WORK INSTRUCTION:
With all pictures excluded, restate the records that follow exactly as written.

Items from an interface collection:
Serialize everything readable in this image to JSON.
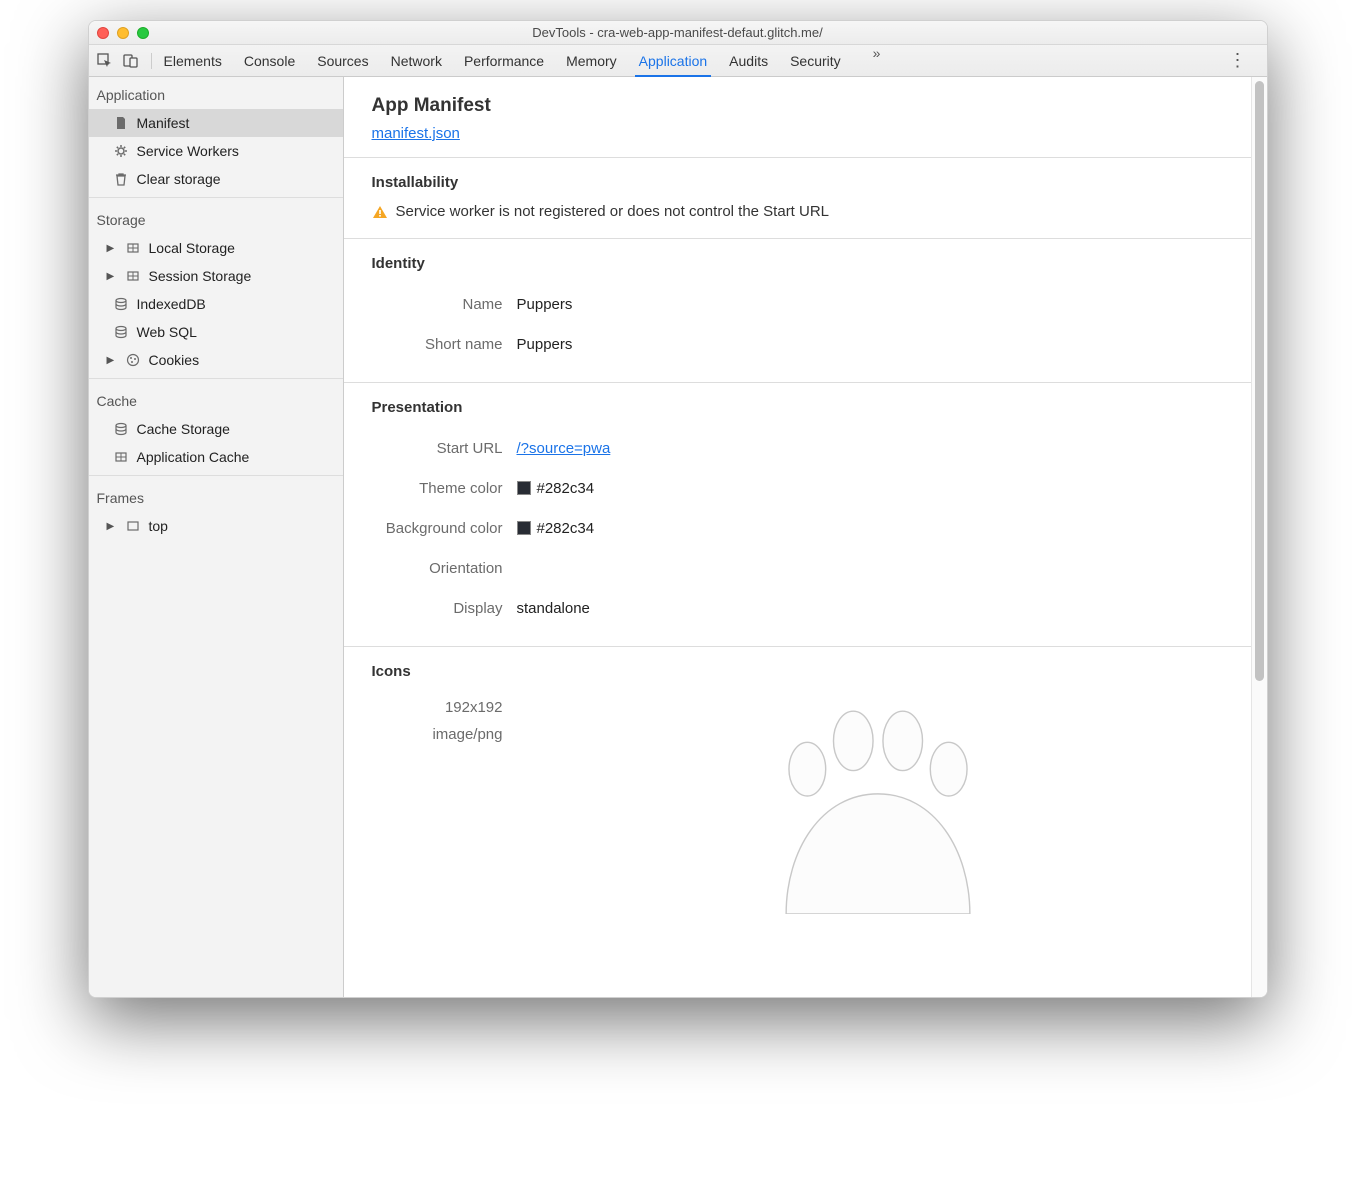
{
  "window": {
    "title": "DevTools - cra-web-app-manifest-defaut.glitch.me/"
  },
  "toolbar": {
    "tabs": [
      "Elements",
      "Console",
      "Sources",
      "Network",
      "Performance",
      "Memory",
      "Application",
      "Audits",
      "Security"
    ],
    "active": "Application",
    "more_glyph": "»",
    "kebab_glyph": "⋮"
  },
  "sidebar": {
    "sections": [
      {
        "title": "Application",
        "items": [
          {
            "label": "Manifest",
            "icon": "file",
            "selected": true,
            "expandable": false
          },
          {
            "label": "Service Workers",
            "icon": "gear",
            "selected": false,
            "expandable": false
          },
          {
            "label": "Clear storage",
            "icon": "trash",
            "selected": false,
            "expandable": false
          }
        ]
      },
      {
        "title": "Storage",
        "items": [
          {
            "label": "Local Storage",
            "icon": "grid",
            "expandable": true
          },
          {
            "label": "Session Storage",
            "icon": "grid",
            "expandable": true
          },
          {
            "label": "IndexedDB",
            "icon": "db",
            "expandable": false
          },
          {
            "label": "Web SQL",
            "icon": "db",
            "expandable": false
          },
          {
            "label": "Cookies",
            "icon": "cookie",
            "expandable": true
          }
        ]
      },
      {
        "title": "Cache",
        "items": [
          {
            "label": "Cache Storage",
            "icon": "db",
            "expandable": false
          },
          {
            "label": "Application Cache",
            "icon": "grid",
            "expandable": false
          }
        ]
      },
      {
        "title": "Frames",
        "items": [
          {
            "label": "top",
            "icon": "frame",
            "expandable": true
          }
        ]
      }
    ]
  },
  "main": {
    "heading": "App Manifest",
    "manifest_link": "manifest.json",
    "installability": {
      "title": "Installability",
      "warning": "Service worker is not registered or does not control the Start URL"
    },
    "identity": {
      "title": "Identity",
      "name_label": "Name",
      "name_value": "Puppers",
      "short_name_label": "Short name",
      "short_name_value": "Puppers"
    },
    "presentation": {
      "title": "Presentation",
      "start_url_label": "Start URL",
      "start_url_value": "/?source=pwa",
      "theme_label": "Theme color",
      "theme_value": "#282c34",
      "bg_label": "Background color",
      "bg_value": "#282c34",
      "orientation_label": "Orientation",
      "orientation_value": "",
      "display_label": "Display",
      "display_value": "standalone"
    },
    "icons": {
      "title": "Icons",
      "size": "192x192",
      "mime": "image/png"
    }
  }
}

OUTPUT:
Serialize everything readable in this image to JSON.
{
  "window": {
    "title": "DevTools - cra-web-app-manifest-defaut.glitch.me/"
  },
  "toolbar": {
    "tabs": [
      "Elements",
      "Console",
      "Sources",
      "Network",
      "Performance",
      "Memory",
      "Application",
      "Audits",
      "Security"
    ],
    "active": "Application",
    "more_glyph": "»",
    "kebab_glyph": "⋮"
  },
  "sidebar": {
    "sections": [
      {
        "title": "Application",
        "items": [
          {
            "label": "Manifest",
            "icon": "file",
            "selected": true,
            "expandable": false
          },
          {
            "label": "Service Workers",
            "icon": "gear",
            "selected": false,
            "expandable": false
          },
          {
            "label": "Clear storage",
            "icon": "trash",
            "selected": false,
            "expandable": false
          }
        ]
      },
      {
        "title": "Storage",
        "items": [
          {
            "label": "Local Storage",
            "icon": "grid",
            "expandable": true
          },
          {
            "label": "Session Storage",
            "icon": "grid",
            "expandable": true
          },
          {
            "label": "IndexedDB",
            "icon": "db",
            "expandable": false
          },
          {
            "label": "Web SQL",
            "icon": "db",
            "expandable": false
          },
          {
            "label": "Cookies",
            "icon": "cookie",
            "expandable": true
          }
        ]
      },
      {
        "title": "Cache",
        "items": [
          {
            "label": "Cache Storage",
            "icon": "db",
            "expandable": false
          },
          {
            "label": "Application Cache",
            "icon": "grid",
            "expandable": false
          }
        ]
      },
      {
        "title": "Frames",
        "items": [
          {
            "label": "top",
            "icon": "frame",
            "expandable": true
          }
        ]
      }
    ]
  },
  "main": {
    "heading": "App Manifest",
    "manifest_link": "manifest.json",
    "installability": {
      "title": "Installability",
      "warning": "Service worker is not registered or does not control the Start URL"
    },
    "identity": {
      "title": "Identity",
      "name_label": "Name",
      "name_value": "Puppers",
      "short_name_label": "Short name",
      "short_name_value": "Puppers"
    },
    "presentation": {
      "title": "Presentation",
      "start_url_label": "Start URL",
      "start_url_value": "/?source=pwa",
      "theme_label": "Theme color",
      "theme_value": "#282c34",
      "bg_label": "Background color",
      "bg_value": "#282c34",
      "orientation_label": "Orientation",
      "orientation_value": "",
      "display_label": "Display",
      "display_value": "standalone"
    },
    "icons": {
      "title": "Icons",
      "size": "192x192",
      "mime": "image/png"
    }
  }
}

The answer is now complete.